**TASK TO CARRY OUT:** In the records below, some lines contain "Book"; state the number of such lines and nothing else.

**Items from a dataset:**
════════════════════

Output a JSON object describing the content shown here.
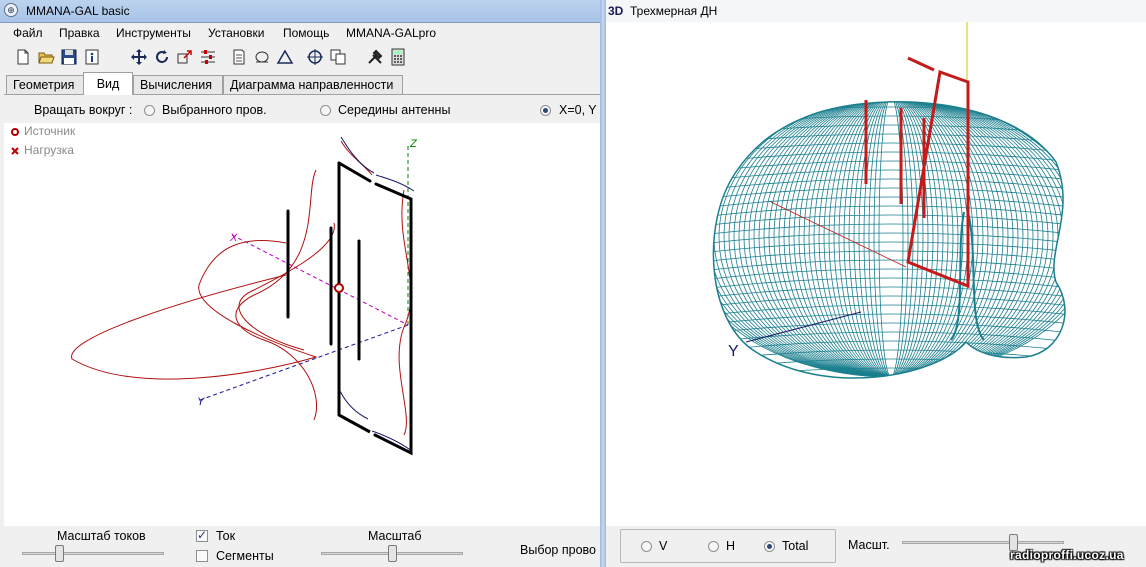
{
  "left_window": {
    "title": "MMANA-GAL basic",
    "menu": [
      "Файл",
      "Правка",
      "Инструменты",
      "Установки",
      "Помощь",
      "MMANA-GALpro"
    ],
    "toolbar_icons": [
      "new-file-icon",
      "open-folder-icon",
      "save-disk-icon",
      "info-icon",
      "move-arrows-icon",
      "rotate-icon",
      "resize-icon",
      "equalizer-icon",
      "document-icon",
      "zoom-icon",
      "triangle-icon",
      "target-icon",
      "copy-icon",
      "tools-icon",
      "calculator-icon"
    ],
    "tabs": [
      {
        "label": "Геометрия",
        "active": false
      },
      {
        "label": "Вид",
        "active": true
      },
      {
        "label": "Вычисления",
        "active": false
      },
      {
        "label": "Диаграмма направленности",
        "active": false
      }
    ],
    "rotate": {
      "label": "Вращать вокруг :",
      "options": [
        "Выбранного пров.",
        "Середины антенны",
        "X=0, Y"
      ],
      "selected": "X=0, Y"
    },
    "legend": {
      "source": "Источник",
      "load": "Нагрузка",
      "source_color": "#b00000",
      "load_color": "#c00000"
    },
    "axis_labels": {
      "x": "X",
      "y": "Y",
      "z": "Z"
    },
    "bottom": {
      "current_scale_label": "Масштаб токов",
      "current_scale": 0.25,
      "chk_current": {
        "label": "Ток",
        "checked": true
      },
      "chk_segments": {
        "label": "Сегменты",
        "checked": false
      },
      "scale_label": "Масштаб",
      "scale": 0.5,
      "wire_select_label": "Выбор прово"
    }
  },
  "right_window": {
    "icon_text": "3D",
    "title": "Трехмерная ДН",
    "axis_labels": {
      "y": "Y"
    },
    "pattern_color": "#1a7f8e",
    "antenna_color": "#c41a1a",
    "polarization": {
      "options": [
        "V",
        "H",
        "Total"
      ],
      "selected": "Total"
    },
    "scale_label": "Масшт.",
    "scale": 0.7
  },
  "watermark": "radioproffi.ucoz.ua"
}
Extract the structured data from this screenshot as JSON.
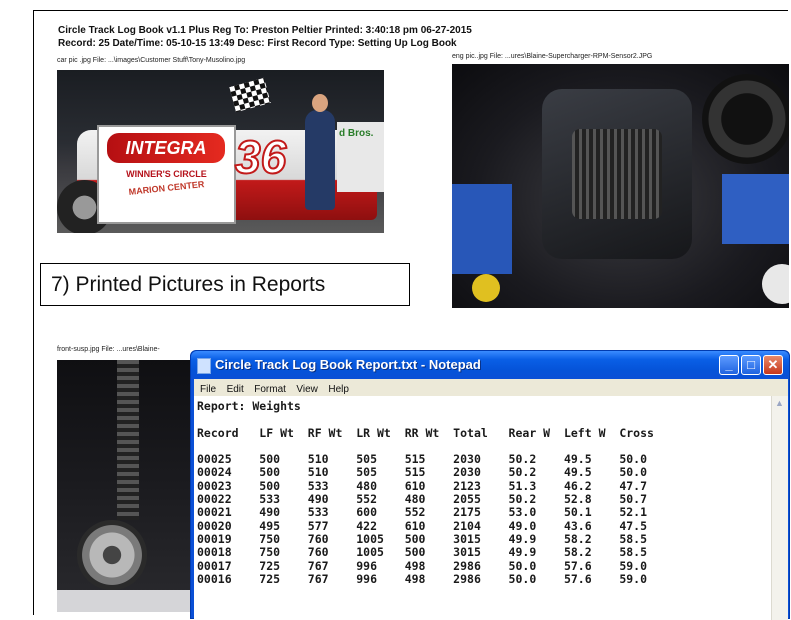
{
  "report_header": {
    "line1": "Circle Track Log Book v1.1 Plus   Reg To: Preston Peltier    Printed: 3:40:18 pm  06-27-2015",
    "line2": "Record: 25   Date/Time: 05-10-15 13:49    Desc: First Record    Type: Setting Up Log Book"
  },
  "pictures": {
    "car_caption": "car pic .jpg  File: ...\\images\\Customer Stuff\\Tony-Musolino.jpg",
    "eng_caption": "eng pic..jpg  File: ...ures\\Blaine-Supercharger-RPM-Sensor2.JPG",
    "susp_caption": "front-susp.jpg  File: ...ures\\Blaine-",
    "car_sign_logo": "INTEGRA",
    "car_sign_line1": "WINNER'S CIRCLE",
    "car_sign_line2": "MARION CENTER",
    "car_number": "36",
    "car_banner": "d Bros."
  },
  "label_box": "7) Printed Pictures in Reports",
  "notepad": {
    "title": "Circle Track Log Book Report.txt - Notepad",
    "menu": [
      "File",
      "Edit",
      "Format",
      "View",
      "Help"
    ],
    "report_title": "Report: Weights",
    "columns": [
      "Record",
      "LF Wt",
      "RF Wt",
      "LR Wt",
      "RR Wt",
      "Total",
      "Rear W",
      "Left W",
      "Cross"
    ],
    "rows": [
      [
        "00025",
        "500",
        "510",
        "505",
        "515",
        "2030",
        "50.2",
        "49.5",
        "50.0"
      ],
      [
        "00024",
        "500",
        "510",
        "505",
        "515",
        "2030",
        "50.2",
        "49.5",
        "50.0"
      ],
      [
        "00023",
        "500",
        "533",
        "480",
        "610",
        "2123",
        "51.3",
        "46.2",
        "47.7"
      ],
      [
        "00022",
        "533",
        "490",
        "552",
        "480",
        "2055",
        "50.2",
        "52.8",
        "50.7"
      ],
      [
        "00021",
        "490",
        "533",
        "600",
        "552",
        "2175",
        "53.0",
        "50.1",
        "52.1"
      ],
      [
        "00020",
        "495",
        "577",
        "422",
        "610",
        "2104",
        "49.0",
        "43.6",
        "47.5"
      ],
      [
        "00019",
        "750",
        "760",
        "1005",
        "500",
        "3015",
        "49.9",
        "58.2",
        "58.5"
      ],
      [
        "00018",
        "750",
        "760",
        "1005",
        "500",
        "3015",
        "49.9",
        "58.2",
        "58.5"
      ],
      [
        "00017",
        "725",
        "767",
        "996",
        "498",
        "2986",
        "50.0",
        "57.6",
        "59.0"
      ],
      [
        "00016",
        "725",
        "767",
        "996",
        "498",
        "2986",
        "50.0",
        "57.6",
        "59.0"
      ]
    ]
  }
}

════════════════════

**RESULT:** 3